According to the India Electronics & Semiconductor Association, the Indian Electronic System Design and Manufacturing (ESDM) market which was worth US$ 76 billion in 2013, will grow to US$ 400 billion by 2020. According to a report by NOVONOUS, a market research firm, the semiconductor industry which was US$ 10.02 billion in 2013, will grow to US$ 52.58 billion in 2020 at a compound annual growth rate (CAGR) of 26.72 per cent.
Lighting is also a part of the electronics industry. The total lighting industry, including lighting electronics, is expecting a healthy growth in the year 2015-16. The current size of the total market is around ₹ 96 billion.
The Indian government’s DELP (Domestic Efficient Lighting Programme) is a very good initiative, which will propel the early adoption of LED bulbs by consumers.
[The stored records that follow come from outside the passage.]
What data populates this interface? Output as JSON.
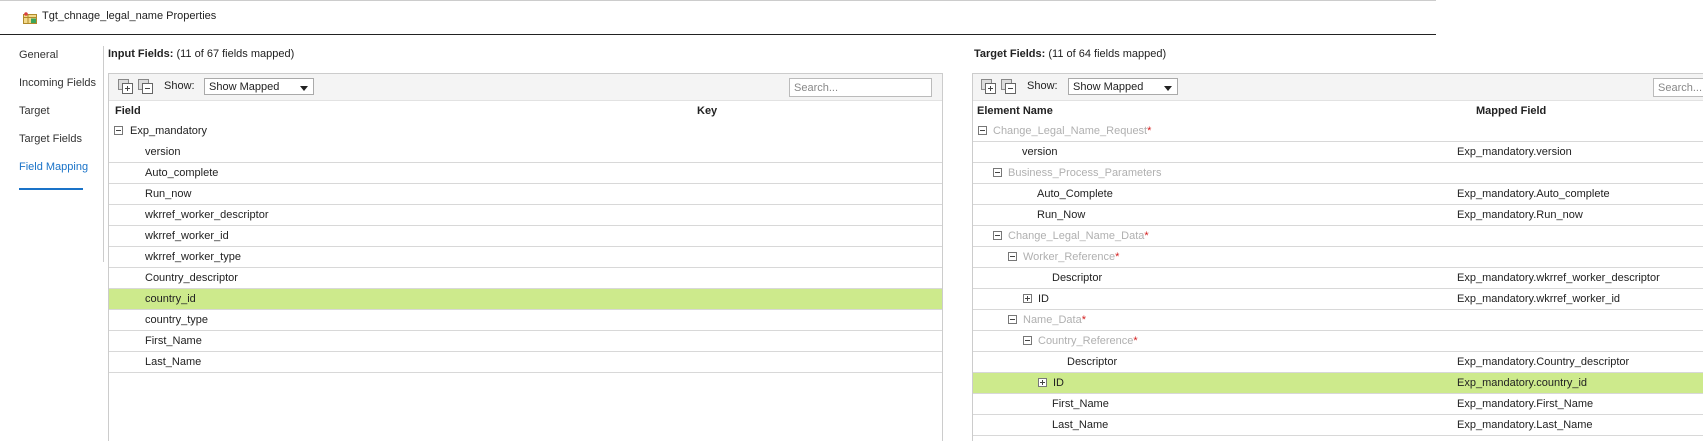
{
  "window": {
    "title": "Tgt_chnage_legal_name Properties"
  },
  "nav": {
    "items": [
      "General",
      "Incoming Fields",
      "Target",
      "Target Fields",
      "Field Mapping"
    ],
    "active": "Field Mapping"
  },
  "input_panel": {
    "heading": "Input Fields:",
    "count": "(11 of 67 fields mapped)",
    "show_label": "Show:",
    "show_value": "Show Mapped",
    "search_placeholder": "Search...",
    "col_field": "Field",
    "col_key": "Key",
    "rows": [
      {
        "field": "Exp_mandatory",
        "level": 0,
        "toggle": "minus"
      },
      {
        "field": "version",
        "level": 1
      },
      {
        "field": "Auto_complete",
        "level": 1
      },
      {
        "field": "Run_now",
        "level": 1
      },
      {
        "field": "wkrref_worker_descriptor",
        "level": 1
      },
      {
        "field": "wkrref_worker_id",
        "level": 1
      },
      {
        "field": "wkrref_worker_type",
        "level": 1
      },
      {
        "field": "Country_descriptor",
        "level": 1
      },
      {
        "field": "country_id",
        "level": 1,
        "highlight": true
      },
      {
        "field": "country_type",
        "level": 1
      },
      {
        "field": "First_Name",
        "level": 1
      },
      {
        "field": "Last_Name",
        "level": 1
      }
    ]
  },
  "target_panel": {
    "heading": "Target Fields:",
    "count": "(11 of 64 fields mapped)",
    "show_label": "Show:",
    "show_value": "Show Mapped",
    "search_placeholder": "Search...",
    "col_element": "Element Name",
    "col_mapped": "Mapped Field",
    "rows": [
      {
        "name": "Change_Legal_Name_Request",
        "level": 0,
        "toggle": "minus",
        "group": true,
        "required": "*",
        "mapped": ""
      },
      {
        "name": "version",
        "level": 1,
        "mapped": "Exp_mandatory.version"
      },
      {
        "name": "Business_Process_Parameters",
        "level": 1,
        "toggle": "minus",
        "group": true,
        "mapped": ""
      },
      {
        "name": "Auto_Complete",
        "level": 2,
        "mapped": "Exp_mandatory.Auto_complete"
      },
      {
        "name": "Run_Now",
        "level": 2,
        "mapped": "Exp_mandatory.Run_now"
      },
      {
        "name": "Change_Legal_Name_Data",
        "level": 1,
        "toggle": "minus",
        "group": true,
        "required": "*",
        "mapped": ""
      },
      {
        "name": "Worker_Reference",
        "level": 2,
        "toggle": "minus",
        "group": true,
        "required": "*",
        "mapped": ""
      },
      {
        "name": "Descriptor",
        "level": 3,
        "mapped": "Exp_mandatory.wkrref_worker_descriptor"
      },
      {
        "name": "ID",
        "level": 3,
        "toggle": "plus",
        "mapped": "Exp_mandatory.wkrref_worker_id"
      },
      {
        "name": "Name_Data",
        "level": 2,
        "toggle": "minus",
        "group": true,
        "required": "*",
        "mapped": ""
      },
      {
        "name": "Country_Reference",
        "level": 3,
        "toggle": "minus",
        "group": true,
        "required": "*",
        "mapped": ""
      },
      {
        "name": "Descriptor",
        "level": 4,
        "mapped": "Exp_mandatory.Country_descriptor"
      },
      {
        "name": "ID",
        "level": 4,
        "toggle": "plus",
        "highlight": true,
        "mapped": "Exp_mandatory.country_id"
      },
      {
        "name": "First_Name",
        "level": 3,
        "mapped": "Exp_mandatory.First_Name"
      },
      {
        "name": "Last_Name",
        "level": 3,
        "mapped": "Exp_mandatory.Last_Name"
      }
    ]
  },
  "colors": {
    "accent": "#1a73c8",
    "highlight": "#cdea8c",
    "required": "#d42020",
    "muted": "#b0b0b0"
  }
}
The government is taking all the possible steps to ensure LED adoption, including subsidising the costs to a great extent and offering low EMI schemes for even the remaining costs. A McKinsey report has predicted that 70 per cent of lighting will become LED based by 2020.
Challenges and opportunities
There are many challenges that the electronics manufacturing sector faces like the infrastructure gap, the current tax structure, inadequate supply chain and logistics support, inflexible labour laws, limited R&D focus, inadequate funding and limited value addition.
However, in today’s context, the opportunities far outweigh the issues —the PM has launched the ‘Make in India’ initiative to place India on the world map as a manufacturing hub and give global recognition to the Indian economy. The government is considering a proposal to include micro, small and medium enterprises (MSMEs) in its definition of start-ups to help boost the ‘Make in India’ campaign.
In the lighting electronics industry, the Ministry of New and Renewable Energy has decided to stop the subsidy on CFL-based solar lighting systems so as to encourage the use of LEDs. The government is committed to expanding the DELP scheme to all states.
With the Digital India programme, the idea is to transform India into a digitally empowered society and knowledge economy. Under the programme, the government will focus on making available high speed Internet as a core utility for the delivery of services to citizens. Mobile phones and bank accounts will enable citizen participation in the digital and financial space, making financial transactions electronic and cashless. All of this will provide great opportunities for the manufacturing sector.
From the current turnover of approximately ₹ 6 billion, we are expecting that the NTL Group’s sales turnover will reach around ₹ 20 billion in FY 2019-20.
NTL Lemnis plans to touch ₹ 5 billion by 2019-20. We hope to control at least 5 per cent of the Indian LED market (in volume terms), and target a revenue share of 25 per cent from the LED business by FY 2019-20. We are already on the growth path and by the end of this year, our installed capacity will be in excess of 5 million units per month.
By offering subsidies, the government is trying to get people to convert to efficient sources of lighting. In fact, the government sector is the single largest user of LED lights in India today. Apart from the large scale street lighting projects, increased usage of LED lights for in-cabin lighting as well as the lighting of railway stations has contributed to the government sector being the single largest adopter and growth trigger.
DELP is a very good initiative, which will propel the early adoption of LED bulbs by the consumers.
This programme has been somewhat responsible for encouraging the industry to produce LED lighting products in India. As on date, there is no proposal to make it mandatory. The mass consumption of LED lighting products via different schemes is making the Indian manufacturing industry more strong and self-reliant.